Repeat back the entries that follow, keeping every word as it is.

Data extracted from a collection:
----
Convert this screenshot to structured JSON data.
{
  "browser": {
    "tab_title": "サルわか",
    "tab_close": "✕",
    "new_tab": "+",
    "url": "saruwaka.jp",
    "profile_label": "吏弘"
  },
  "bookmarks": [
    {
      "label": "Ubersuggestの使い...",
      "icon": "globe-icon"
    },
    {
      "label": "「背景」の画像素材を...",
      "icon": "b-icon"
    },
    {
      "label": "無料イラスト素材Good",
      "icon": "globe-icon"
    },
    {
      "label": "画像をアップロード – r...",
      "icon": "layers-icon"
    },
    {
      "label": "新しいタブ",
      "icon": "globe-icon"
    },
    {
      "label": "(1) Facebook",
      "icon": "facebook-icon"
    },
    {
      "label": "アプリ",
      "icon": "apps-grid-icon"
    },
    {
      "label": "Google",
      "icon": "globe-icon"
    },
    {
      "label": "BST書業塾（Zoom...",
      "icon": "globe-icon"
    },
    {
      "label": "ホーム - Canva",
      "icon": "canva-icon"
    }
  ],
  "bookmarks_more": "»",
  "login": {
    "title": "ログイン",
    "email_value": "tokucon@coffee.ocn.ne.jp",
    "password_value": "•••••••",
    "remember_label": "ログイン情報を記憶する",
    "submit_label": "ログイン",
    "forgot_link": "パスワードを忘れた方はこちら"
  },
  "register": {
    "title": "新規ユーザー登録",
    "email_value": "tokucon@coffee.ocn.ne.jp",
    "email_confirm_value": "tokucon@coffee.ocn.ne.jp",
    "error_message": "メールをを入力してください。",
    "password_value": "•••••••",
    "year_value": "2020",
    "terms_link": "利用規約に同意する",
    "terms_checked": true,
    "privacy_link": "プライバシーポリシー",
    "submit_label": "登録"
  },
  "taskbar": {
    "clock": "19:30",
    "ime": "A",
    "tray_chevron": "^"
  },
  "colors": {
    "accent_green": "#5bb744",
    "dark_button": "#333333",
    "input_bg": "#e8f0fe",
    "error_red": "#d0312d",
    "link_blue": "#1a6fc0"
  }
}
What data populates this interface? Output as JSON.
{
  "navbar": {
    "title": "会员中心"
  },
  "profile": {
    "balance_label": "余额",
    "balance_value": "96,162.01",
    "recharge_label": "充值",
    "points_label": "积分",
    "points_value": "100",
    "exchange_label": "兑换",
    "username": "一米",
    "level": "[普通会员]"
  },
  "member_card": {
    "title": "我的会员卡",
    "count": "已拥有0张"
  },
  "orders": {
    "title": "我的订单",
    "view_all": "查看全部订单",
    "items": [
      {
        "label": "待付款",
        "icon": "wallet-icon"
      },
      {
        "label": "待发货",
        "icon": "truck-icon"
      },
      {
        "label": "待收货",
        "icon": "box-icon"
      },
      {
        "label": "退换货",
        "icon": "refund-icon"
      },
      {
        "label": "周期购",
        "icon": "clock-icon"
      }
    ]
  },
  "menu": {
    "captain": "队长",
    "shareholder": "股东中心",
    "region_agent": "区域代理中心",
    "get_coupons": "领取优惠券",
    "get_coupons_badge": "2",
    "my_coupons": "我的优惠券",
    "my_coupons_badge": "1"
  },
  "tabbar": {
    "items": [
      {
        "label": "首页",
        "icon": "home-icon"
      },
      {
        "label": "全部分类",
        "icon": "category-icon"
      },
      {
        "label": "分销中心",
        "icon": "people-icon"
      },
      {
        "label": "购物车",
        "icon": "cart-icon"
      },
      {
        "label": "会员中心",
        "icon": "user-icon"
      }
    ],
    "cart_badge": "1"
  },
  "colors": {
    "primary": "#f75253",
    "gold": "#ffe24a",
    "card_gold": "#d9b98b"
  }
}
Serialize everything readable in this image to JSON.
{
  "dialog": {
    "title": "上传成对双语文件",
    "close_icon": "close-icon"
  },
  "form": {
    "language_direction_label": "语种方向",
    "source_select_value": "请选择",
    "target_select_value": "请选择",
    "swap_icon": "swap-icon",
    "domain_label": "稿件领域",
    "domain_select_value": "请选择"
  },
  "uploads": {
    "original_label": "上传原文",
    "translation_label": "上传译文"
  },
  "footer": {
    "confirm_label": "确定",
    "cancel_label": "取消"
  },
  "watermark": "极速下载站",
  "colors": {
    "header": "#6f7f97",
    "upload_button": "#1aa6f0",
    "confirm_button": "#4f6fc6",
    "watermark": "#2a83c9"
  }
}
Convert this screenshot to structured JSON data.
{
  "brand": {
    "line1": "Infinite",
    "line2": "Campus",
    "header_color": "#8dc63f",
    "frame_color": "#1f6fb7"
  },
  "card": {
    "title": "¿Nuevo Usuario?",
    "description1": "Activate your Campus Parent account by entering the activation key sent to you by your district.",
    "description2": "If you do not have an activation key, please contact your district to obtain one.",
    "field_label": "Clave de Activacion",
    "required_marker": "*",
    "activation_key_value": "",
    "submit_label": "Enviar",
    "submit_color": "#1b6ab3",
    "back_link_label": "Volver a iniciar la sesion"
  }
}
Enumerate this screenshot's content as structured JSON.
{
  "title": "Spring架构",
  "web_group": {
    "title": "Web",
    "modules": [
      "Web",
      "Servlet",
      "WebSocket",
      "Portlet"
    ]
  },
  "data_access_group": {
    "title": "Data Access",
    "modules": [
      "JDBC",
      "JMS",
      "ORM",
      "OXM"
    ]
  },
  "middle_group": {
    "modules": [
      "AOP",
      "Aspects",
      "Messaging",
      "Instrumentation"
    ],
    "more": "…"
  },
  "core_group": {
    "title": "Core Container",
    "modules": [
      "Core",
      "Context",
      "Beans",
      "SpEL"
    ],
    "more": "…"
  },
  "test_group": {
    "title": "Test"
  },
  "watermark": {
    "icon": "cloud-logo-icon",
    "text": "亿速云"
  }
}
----
[Solved problem]
Convert this screenshot to structured JSON data.
{
  "browser": {
    "tab_title": "サルわか",
    "tab_close": "✕",
    "new_tab": "+",
    "url": "saruwaka.jp",
    "profile_label": "吏弘"
  },
  "bookmarks": [
    {
      "label": "Ubersuggestの使い...",
      "icon": "globe-icon"
    },
    {
      "label": "「背景」の画像素材を...",
      "icon": "b-icon"
    },
    {
      "label": "無料イラスト素材Good",
      "icon": "globe-icon"
    },
    {
      "label": "画像をアップロード – r...",
      "icon": "layers-icon"
    },
    {
      "label": "新しいタブ",
      "icon": "globe-icon"
    },
    {
      "label": "(1) Facebook",
      "icon": "facebook-icon"
    },
    {
      "label": "アプリ",
      "icon": "apps-grid-icon"
    },
    {
      "label": "Google",
      "icon": "globe-icon"
    },
    {
      "label": "BST書業塾（Zoom...",
      "icon": "globe-icon"
    },
    {
      "label": "ホーム - Canva",
      "icon": "canva-icon"
    }
  ],
  "bookmarks_more": "»",
  "login": {
    "title": "ログイン",
    "email_value": "tokucon@coffee.ocn.ne.jp",
    "password_value": "•••••••",
    "remember_label": "ログイン情報を記憶する",
    "submit_label": "ログイン",
    "forgot_link": "パスワードを忘れた方はこちら"
  },
  "register": {
    "title": "新規ユーザー登録",
    "email_value": "tokucon@coffee.ocn.ne.jp",
    "email_confirm_value": "tokucon@coffee.ocn.ne.jp",
    "error_message": "メールをを入力してください。",
    "password_value": "•••••••",
    "year_value": "2020",
    "terms_link": "利用規約に同意する",
    "terms_checked": true,
    "privacy_link": "プライバシーポリシー",
    "submit_label": "登録"
  },
  "taskbar": {
    "clock": "19:30",
    "ime": "A",
    "tray_chevron": "^"
  },
  "colors": {
    "accent_green": "#5bb744",
    "dark_button": "#333333",
    "input_bg": "#e8f0fe",
    "error_red": "#d0312d",
    "link_blue": "#1a6fc0"
  }
}
What data populates this interface? Output as JSON.
{
  "navbar": {
    "title": "会员中心"
  },
  "profile": {
    "balance_label": "余额",
    "balance_value": "96,162.01",
    "recharge_label": "充值",
    "points_label": "积分",
    "points_value": "100",
    "exchange_label": "兑换",
    "username": "一米",
    "level": "[普通会员]"
  },
  "member_card": {
    "title": "我的会员卡",
    "count": "已拥有0张"
  },
  "orders": {
    "title": "我的订单",
    "view_all": "查看全部订单",
    "items": [
      {
        "label": "待付款",
        "icon": "wallet-icon"
      },
      {
        "label": "待发货",
        "icon": "truck-icon"
      },
      {
        "label": "待收货",
        "icon": "box-icon"
      },
      {
        "label": "退换货",
        "icon": "refund-icon"
      },
      {
        "label": "周期购",
        "icon": "clock-icon"
      }
    ]
  },
  "menu": {
    "captain": "队长",
    "shareholder": "股东中心",
    "region_agent": "区域代理中心",
    "get_coupons": "领取优惠券",
    "get_coupons_badge": "2",
    "my_coupons": "我的优惠券",
    "my_coupons_badge": "1"
  },
  "tabbar": {
    "items": [
      {
        "label": "首页",
        "icon": "home-icon"
      },
      {
        "label": "全部分类",
        "icon": "category-icon"
      },
      {
        "label": "分销中心",
        "icon": "people-icon"
      },
      {
        "label": "购物车",
        "icon": "cart-icon"
      },
      {
        "label": "会员中心",
        "icon": "user-icon"
      }
    ],
    "cart_badge": "1"
  },
  "colors": {
    "primary": "#f75253",
    "gold": "#ffe24a",
    "card_gold": "#d9b98b"
  }
}
Serialize everything readable in this image to JSON.
{
  "dialog": {
    "title": "上传成对双语文件",
    "close_icon": "close-icon"
  },
  "form": {
    "language_direction_label": "语种方向",
    "source_select_value": "请选择",
    "target_select_value": "请选择",
    "swap_icon": "swap-icon",
    "domain_label": "稿件领域",
    "domain_select_value": "请选择"
  },
  "uploads": {
    "original_label": "上传原文",
    "translation_label": "上传译文"
  },
  "footer": {
    "confirm_label": "确定",
    "cancel_label": "取消"
  },
  "watermark": "极速下载站",
  "colors": {
    "header": "#6f7f97",
    "upload_button": "#1aa6f0",
    "confirm_button": "#4f6fc6",
    "watermark": "#2a83c9"
  }
}
Convert this screenshot to structured JSON data.
{
  "brand": {
    "line1": "Infinite",
    "line2": "Campus",
    "header_color": "#8dc63f",
    "frame_color": "#1f6fb7"
  },
  "card": {
    "title": "¿Nuevo Usuario?",
    "description1": "Activate your Campus Parent account by entering the activation key sent to you by your district.",
    "description2": "If you do not have an activation key, please contact your district to obtain one.",
    "field_label": "Clave de Activacion",
    "required_marker": "*",
    "activation_key_value": "",
    "submit_label": "Enviar",
    "submit_color": "#1b6ab3",
    "back_link_label": "Volver a iniciar la sesion"
  }
}
Enumerate this screenshot's content as structured JSON.
{
  "title": "Spring架构",
  "web_group": {
    "title": "Web",
    "modules": [
      "Web",
      "Servlet",
      "WebSocket",
      "Portlet"
    ]
  },
  "data_access_group": {
    "title": "Data Access",
    "modules": [
      "JDBC",
      "JMS",
      "ORM",
      "OXM"
    ]
  },
  "middle_group": {
    "modules": [
      "AOP",
      "Aspects",
      "Messaging",
      "Instrumentation"
    ],
    "more": "…"
  },
  "core_group": {
    "title": "Core Container",
    "modules": [
      "Core",
      "Context",
      "Beans",
      "SpEL"
    ],
    "more": "…"
  },
  "test_group": {
    "title": "Test"
  },
  "watermark": {
    "icon": "cloud-logo-icon",
    "text": "亿速云"
  }
}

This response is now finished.